- [Your instructions]: Restate the full set of records exactly, without adding or dropping a word.

- [Web page and app entries]:
--- START ---
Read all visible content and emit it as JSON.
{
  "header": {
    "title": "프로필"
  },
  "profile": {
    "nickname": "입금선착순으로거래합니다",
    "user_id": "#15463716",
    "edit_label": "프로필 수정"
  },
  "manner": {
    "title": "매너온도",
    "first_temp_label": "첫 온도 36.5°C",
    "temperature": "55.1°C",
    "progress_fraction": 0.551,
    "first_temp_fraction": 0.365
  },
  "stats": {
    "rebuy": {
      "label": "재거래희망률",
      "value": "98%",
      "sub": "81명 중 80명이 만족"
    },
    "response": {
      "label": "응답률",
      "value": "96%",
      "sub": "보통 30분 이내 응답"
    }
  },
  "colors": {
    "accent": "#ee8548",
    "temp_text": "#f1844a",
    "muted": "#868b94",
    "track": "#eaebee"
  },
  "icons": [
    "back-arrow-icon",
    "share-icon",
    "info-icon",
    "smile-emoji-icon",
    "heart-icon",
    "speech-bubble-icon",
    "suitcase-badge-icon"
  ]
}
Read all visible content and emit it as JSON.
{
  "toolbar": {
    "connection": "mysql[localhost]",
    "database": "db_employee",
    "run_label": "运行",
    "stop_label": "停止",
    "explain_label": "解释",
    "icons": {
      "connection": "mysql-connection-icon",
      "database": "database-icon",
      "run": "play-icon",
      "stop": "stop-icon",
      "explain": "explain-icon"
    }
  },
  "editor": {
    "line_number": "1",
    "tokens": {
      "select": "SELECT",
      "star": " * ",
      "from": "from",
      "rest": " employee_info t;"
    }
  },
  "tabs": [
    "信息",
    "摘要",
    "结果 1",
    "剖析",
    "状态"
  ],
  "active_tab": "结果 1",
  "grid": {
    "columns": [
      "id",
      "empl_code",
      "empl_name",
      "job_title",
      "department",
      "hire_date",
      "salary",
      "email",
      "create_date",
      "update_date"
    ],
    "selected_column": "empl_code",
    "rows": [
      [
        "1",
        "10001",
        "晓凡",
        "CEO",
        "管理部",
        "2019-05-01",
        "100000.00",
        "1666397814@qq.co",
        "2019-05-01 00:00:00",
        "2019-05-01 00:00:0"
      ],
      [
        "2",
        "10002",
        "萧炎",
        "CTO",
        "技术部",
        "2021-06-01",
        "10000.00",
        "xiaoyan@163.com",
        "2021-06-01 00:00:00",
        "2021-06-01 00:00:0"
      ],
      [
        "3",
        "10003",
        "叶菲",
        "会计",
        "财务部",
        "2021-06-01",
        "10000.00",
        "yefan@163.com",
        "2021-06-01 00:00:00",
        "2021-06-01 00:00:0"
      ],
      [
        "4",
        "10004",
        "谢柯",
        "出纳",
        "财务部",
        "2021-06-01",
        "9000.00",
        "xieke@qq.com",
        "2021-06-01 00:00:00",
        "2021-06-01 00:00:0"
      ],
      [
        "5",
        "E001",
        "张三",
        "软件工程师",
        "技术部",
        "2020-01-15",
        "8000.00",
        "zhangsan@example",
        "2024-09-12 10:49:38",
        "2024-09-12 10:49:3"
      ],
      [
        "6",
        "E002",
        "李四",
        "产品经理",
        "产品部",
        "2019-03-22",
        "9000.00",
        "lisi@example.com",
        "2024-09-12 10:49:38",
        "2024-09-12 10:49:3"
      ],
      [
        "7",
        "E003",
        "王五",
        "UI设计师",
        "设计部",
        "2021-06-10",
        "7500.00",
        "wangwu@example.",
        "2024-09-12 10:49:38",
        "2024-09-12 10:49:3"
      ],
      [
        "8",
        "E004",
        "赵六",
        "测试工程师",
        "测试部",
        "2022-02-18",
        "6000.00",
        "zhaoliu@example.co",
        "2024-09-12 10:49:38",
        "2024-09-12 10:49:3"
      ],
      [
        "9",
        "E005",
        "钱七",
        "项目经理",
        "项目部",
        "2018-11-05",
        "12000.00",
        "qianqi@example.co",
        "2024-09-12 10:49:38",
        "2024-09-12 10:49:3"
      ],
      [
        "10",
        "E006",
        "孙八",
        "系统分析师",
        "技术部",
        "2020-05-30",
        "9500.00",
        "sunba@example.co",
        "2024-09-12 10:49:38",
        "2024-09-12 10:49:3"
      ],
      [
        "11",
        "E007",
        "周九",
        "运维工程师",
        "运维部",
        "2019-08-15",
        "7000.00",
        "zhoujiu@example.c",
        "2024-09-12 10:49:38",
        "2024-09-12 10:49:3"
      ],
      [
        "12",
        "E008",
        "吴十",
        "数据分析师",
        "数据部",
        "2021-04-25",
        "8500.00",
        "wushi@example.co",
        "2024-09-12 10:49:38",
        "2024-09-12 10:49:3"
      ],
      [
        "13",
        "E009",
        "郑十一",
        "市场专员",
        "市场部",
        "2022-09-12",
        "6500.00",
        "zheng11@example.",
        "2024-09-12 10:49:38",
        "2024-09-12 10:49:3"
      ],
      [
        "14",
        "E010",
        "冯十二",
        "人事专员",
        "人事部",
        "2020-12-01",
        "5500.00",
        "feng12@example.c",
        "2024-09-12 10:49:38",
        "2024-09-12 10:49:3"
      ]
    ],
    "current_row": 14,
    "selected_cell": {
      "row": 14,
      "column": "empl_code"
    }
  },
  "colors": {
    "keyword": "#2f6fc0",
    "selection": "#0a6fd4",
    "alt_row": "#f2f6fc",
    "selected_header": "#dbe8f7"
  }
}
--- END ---
- [Response]:
Read all visible content and emit it as JSON.
{
  "header": {
    "title": "프로필"
  },
  "profile": {
    "nickname": "입금선착순으로거래합니다",
    "user_id": "#15463716",
    "edit_label": "프로필 수정"
  },
  "manner": {
    "title": "매너온도",
    "first_temp_label": "첫 온도 36.5°C",
    "temperature": "55.1°C",
    "progress_fraction": 0.551,
    "first_temp_fraction": 0.365
  },
  "stats": {
    "rebuy": {
      "label": "재거래희망률",
      "value": "98%",
      "sub": "81명 중 80명이 만족"
    },
    "response": {
      "label": "응답률",
      "value": "96%",
      "sub": "보통 30분 이내 응답"
    }
  },
  "colors": {
    "accent": "#ee8548",
    "temp_text": "#f1844a",
    "muted": "#868b94",
    "track": "#eaebee"
  },
  "icons": [
    "back-arrow-icon",
    "share-icon",
    "info-icon",
    "smile-emoji-icon",
    "heart-icon",
    "speech-bubble-icon",
    "suitcase-badge-icon"
  ]
}
Read all visible content and emit it as JSON.
{
  "toolbar": {
    "connection": "mysql[localhost]",
    "database": "db_employee",
    "run_label": "运行",
    "stop_label": "停止",
    "explain_label": "解释",
    "icons": {
      "connection": "mysql-connection-icon",
      "database": "database-icon",
      "run": "play-icon",
      "stop": "stop-icon",
      "explain": "explain-icon"
    }
  },
  "editor": {
    "line_number": "1",
    "tokens": {
      "select": "SELECT",
      "star": " * ",
      "from": "from",
      "rest": " employee_info t;"
    }
  },
  "tabs": [
    "信息",
    "摘要",
    "结果 1",
    "剖析",
    "状态"
  ],
  "active_tab": "结果 1",
  "grid": {
    "columns": [
      "id",
      "empl_code",
      "empl_name",
      "job_title",
      "department",
      "hire_date",
      "salary",
      "email",
      "create_date",
      "update_date"
    ],
    "selected_column": "empl_code",
    "rows": [
      [
        "1",
        "10001",
        "晓凡",
        "CEO",
        "管理部",
        "2019-05-01",
        "100000.00",
        "1666397814@qq.co",
        "2019-05-01 00:00:00",
        "2019-05-01 00:00:0"
      ],
      [
        "2",
        "10002",
        "萧炎",
        "CTO",
        "技术部",
        "2021-06-01",
        "10000.00",
        "xiaoyan@163.com",
        "2021-06-01 00:00:00",
        "2021-06-01 00:00:0"
      ],
      [
        "3",
        "10003",
        "叶菲",
        "会计",
        "财务部",
        "2021-06-01",
        "10000.00",
        "yefan@163.com",
        "2021-06-01 00:00:00",
        "2021-06-01 00:00:0"
      ],
      [
        "4",
        "10004",
        "谢柯",
        "出纳",
        "财务部",
        "2021-06-01",
        "9000.00",
        "xieke@qq.com",
        "2021-06-01 00:00:00",
        "2021-06-01 00:00:0"
      ],
      [
        "5",
        "E001",
        "张三",
        "软件工程师",
        "技术部",
        "2020-01-15",
        "8000.00",
        "zhangsan@example",
        "2024-09-12 10:49:38",
        "2024-09-12 10:49:3"
      ],
      [
        "6",
        "E002",
        "李四",
        "产品经理",
        "产品部",
        "2019-03-22",
        "9000.00",
        "lisi@example.com",
        "2024-09-12 10:49:38",
        "2024-09-12 10:49:3"
      ],
      [
        "7",
        "E003",
        "王五",
        "UI设计师",
        "设计部",
        "2021-06-10",
        "7500.00",
        "wangwu@example.",
        "2024-09-12 10:49:38",
        "2024-09-12 10:49:3"
      ],
      [
        "8",
        "E004",
        "赵六",
        "测试工程师",
        "测试部",
        "2022-02-18",
        "6000.00",
        "zhaoliu@example.co",
        "2024-09-12 10:49:38",
        "2024-09-12 10:49:3"
      ],
      [
        "9",
        "E005",
        "钱七",
        "项目经理",
        "项目部",
        "2018-11-05",
        "12000.00",
        "qianqi@example.co",
        "2024-09-12 10:49:38",
        "2024-09-12 10:49:3"
      ],
      [
        "10",
        "E006",
        "孙八",
        "系统分析师",
        "技术部",
        "2020-05-30",
        "9500.00",
        "sunba@example.co",
        "2024-09-12 10:49:38",
        "2024-09-12 10:49:3"
      ],
      [
        "11",
        "E007",
        "周九",
        "运维工程师",
        "运维部",
        "2019-08-15",
        "7000.00",
        "zhoujiu@example.c",
        "2024-09-12 10:49:38",
        "2024-09-12 10:49:3"
      ],
      [
        "12",
        "E008",
        "吴十",
        "数据分析师",
        "数据部",
        "2021-04-25",
        "8500.00",
        "wushi@example.co",
        "2024-09-12 10:49:38",
        "2024-09-12 10:49:3"
      ],
      [
        "13",
        "E009",
        "郑十一",
        "市场专员",
        "市场部",
        "2022-09-12",
        "6500.00",
        "zheng11@example.",
        "2024-09-12 10:49:38",
        "2024-09-12 10:49:3"
      ],
      [
        "14",
        "E010",
        "冯十二",
        "人事专员",
        "人事部",
        "2020-12-01",
        "5500.00",
        "feng12@example.c",
        "2024-09-12 10:49:38",
        "2024-09-12 10:49:3"
      ]
    ],
    "current_row": 14,
    "selected_cell": {
      "row": 14,
      "column": "empl_code"
    }
  },
  "colors": {
    "keyword": "#2f6fc0",
    "selection": "#0a6fd4",
    "alt_row": "#f2f6fc",
    "selected_header": "#dbe8f7"
  }
}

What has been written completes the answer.